Reverse Engineering: Using Calipers
Unfortunately, none of the scanners available to me at that time were really up to the task. So, I agreed to use Moment of Inspiration to recreate the part for him.
I used two methods for reverse engineering the part. The first step was to take photos of the part from every direction. I was able to bring these photos into Moment of Inspiration to use as guides.
None of these photos could be completely relied upon for accurate dimensions because of the distortions due to proximity and angles when using a handheld device. But, they were useful to help ensure I was at least close to the original as the part was designed.
Digital calipers were used to obtain accurate dimensions. But, even here, there were some difficulties because of the location of some of the holes in the part and because the original part's features were not consistent.

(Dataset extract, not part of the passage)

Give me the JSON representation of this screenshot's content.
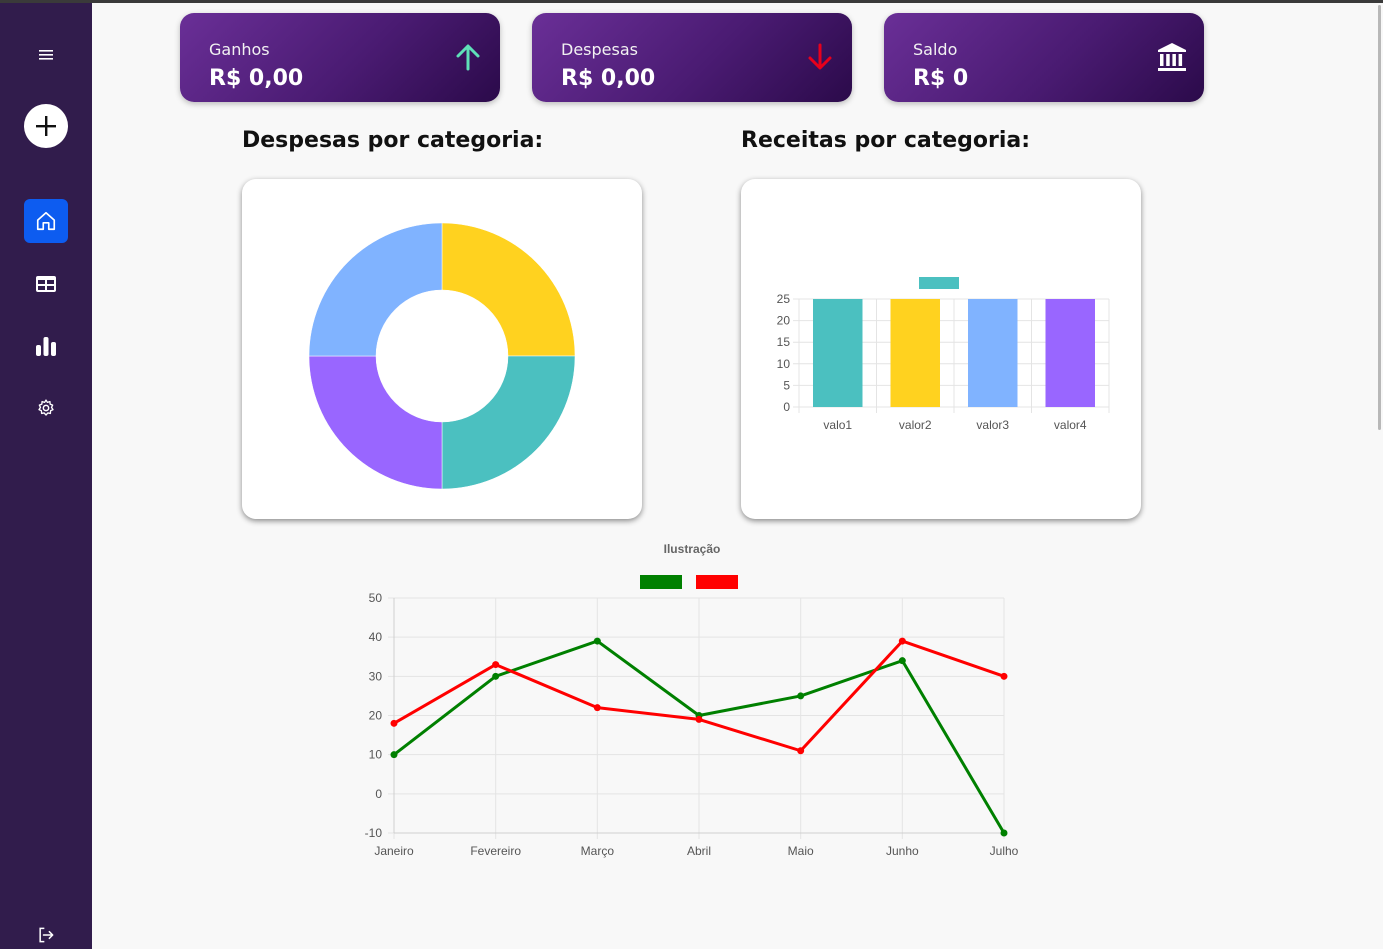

It looked like the part has been modeled in clay or wax to create the original mold for the part made from some unknown resin or plastic.
Fortunately, we had the original part for comparison for with a few iterations we were able to finally arrive at a 3D printed part that accurately represented the original in a useful form.
While the final result was accurate and useful, the amount of cost, in terms of time expended, was probably WAY out of proportion to the cost of the original part were it available. But, the part was no longer available commercially and impossible to find even as a used part. But, being critical to the operation of the Allanté,it was the only available option if I was going to be able to help my colleaque.
But, what if I had had a different scanner available? What might we need and how might it have been helpful?
Reverse Engineering: 3D Scanning
3D Scanners cover a very broad category with prices ranging from a few hundred dollars to many tens of thousands of dollars. And, the technologies used by various scanners also cover quite a range from white-light to lasers. Any scanner tackling this job has to be able to accurately capture small objects. This part measures under 50mm in all directions.
|Cadillac Part Dimensions|
But, the greatest challenge to any scanner are the hidden cavities, strange undercuts, fillets and holes.
I am not sure that any 3D scanner, of any price point, could completely scan all of the features of this part. But, could a high quality 3D scanner have been able to be helpful in speeding up the process. And, if so how?
The first requirement would be high accuracy. flat features would have to be flat and the general shape would have to be accurately captured so that ALL features were accurately located. If the output of the scanner could be brought into a CAD program, features hidden from the scanner could be added. All that would be necessary from the scanner would be accurate capture of the location and size of the entrances to the holes. The more well defined the edges, the better.
To be a success, a scan does not have to 100% identical to the original in every aspect. It only has to cut down on the time it takes to reach the point where a replacement part is 100% functionally identical. If we can use a scan to accurately create the basic shape and locate holes, etc., enabling us to bring that shape into a CAD application for finishing, then that qualifies as a successful scan.
At the very least, attempting to scan this part would be an extremely useful learning endeavor. It would most likely require some novel placement of a turntable and, perhaps, some 3D printed props, or clay, for holding it in positions for capturing the undersides of various features.
If anyone has a scanner and would like to give it a try, here is a link to the .STL that could be printed on an SLA printer for scanning.
I'd love to hear about your scanning attempt.
By the way, it is possible to convert .STL files to .STEP files and bring them into Moment of Inspiration for editing.